**What the task requires:** Lines containing "University" should be pulled from the material below.

**Source information:**
::::

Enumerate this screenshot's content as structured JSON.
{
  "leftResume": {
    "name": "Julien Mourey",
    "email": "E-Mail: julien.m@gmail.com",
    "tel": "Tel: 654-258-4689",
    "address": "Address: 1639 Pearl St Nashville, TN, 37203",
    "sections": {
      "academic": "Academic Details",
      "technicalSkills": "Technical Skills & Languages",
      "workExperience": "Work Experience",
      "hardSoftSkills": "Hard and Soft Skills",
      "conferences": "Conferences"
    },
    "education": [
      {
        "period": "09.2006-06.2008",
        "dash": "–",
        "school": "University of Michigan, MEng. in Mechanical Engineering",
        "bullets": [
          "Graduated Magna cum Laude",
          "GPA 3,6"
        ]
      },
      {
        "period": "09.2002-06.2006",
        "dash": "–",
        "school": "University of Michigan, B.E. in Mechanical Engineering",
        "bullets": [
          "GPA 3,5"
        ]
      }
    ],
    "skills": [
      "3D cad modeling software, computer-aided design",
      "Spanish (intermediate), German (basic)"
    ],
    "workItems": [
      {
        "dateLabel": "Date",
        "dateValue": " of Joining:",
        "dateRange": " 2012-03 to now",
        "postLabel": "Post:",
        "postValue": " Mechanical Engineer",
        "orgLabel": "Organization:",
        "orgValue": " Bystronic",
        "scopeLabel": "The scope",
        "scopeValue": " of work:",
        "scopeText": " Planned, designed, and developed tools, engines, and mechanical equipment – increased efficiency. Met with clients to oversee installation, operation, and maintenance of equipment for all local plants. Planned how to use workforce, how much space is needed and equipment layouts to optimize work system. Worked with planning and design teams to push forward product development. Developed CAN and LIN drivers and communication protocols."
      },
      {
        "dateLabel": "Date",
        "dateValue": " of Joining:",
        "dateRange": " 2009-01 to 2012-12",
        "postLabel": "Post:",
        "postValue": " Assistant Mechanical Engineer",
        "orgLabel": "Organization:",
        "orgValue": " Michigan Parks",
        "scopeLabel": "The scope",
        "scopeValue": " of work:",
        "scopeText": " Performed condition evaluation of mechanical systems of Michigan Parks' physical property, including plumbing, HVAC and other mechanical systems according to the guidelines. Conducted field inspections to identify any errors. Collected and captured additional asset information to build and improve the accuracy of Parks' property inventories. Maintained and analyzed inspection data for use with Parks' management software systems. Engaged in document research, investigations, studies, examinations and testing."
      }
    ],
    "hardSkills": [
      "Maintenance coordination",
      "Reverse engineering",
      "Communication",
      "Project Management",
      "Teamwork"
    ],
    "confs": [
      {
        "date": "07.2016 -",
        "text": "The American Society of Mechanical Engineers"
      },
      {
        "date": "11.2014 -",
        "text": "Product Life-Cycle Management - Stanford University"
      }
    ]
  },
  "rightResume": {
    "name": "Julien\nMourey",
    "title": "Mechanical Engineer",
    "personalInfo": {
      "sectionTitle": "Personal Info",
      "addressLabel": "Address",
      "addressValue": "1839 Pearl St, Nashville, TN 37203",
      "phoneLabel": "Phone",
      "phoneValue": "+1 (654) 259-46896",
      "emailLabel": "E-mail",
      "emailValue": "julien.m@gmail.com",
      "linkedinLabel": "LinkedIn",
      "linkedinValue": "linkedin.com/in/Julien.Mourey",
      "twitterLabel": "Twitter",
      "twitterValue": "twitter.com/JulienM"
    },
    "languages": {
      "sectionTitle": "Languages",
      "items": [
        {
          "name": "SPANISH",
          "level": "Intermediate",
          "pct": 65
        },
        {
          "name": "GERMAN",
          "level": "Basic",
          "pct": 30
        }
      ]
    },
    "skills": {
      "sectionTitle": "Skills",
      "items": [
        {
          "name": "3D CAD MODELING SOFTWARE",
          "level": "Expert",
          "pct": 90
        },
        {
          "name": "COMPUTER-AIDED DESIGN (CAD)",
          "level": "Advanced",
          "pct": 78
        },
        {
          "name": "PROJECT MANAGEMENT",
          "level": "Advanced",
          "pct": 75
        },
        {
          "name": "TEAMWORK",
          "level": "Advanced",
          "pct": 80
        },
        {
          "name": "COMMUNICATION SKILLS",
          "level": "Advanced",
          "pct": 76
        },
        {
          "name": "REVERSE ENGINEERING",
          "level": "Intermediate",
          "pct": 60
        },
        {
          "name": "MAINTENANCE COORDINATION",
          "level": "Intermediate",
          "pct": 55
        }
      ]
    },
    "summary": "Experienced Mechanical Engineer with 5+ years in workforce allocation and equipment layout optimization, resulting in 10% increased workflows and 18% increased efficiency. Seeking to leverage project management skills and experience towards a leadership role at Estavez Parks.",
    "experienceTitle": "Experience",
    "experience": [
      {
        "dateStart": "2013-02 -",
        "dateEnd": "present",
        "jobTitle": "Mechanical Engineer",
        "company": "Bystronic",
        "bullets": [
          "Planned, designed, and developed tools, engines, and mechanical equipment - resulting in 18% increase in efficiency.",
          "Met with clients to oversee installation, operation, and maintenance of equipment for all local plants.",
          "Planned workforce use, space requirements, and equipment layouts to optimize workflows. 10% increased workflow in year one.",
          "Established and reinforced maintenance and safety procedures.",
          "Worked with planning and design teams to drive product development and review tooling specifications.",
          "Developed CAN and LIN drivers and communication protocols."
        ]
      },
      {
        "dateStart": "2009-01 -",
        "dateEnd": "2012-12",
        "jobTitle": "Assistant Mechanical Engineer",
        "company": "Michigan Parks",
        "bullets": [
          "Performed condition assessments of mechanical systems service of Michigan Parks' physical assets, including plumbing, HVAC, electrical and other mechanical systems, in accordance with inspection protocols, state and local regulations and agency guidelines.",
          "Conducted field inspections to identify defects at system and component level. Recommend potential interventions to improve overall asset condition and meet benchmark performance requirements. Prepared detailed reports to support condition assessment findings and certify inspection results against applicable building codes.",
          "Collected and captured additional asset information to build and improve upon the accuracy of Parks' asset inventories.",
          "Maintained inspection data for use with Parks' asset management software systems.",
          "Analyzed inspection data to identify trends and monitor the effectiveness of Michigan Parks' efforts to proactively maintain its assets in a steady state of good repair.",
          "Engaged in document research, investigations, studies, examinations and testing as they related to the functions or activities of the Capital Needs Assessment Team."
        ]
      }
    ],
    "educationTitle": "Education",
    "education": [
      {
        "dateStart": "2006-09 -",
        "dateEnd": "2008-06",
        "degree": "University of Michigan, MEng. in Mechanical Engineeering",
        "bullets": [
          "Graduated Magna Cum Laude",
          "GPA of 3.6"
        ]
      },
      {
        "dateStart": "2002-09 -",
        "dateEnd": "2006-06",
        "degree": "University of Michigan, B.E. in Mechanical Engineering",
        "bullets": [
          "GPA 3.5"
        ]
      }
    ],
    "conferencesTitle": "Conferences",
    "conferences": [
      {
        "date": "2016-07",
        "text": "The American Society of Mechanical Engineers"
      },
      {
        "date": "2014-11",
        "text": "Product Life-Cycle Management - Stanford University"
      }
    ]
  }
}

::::

**Response to the task:**
        "school": "University of Michigan, MEng. in Mechanical Engineering",
        "school": "University of Michigan, B.E. in Mechanical Engineering",
        "text": "Product Life-Cycle Management - Stanford University"
        "degree": "University of Michigan, MEng. in Mechanical Engineeering",
        "degree": "University of Michigan, B.E. in Mechanical Engineering",
        "text": "Product Life-Cycle Management - Stanford University"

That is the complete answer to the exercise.